**INSTRUCTIONS FOR THE TASK**. The answer must consist of every line in the data below that holds the word "icon".

(Page and application data records)
------------------------------------------------

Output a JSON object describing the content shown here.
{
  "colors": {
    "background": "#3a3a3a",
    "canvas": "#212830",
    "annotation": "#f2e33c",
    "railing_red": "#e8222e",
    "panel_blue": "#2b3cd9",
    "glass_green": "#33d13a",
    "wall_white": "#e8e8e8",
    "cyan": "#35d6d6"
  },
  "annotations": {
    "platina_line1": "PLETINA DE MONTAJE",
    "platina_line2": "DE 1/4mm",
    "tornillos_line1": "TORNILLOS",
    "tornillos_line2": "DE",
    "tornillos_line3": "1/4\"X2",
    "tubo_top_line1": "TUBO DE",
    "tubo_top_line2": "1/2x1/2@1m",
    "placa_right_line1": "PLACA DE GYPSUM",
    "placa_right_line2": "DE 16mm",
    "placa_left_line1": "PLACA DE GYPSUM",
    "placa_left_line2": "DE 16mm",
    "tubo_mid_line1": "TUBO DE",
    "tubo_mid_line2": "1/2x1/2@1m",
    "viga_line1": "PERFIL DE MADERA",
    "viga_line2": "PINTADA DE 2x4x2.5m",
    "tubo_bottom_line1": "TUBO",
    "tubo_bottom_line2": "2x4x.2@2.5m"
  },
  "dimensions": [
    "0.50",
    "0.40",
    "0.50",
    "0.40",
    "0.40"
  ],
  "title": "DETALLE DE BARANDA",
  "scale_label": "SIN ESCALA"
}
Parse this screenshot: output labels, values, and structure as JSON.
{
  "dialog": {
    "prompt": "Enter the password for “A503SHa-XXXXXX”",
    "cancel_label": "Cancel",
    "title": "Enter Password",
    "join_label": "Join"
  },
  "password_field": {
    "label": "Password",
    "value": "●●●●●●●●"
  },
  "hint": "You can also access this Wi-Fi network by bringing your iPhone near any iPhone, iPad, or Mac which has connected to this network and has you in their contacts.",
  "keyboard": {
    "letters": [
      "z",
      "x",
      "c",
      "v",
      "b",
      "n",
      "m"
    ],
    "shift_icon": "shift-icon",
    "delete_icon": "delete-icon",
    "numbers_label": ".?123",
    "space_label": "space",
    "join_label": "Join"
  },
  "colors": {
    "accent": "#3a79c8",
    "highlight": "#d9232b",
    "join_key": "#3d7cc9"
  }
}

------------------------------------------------

**YOUR RESPONSE**.
    "shift_icon": "shift-icon",
    "delete_icon": "delete-icon",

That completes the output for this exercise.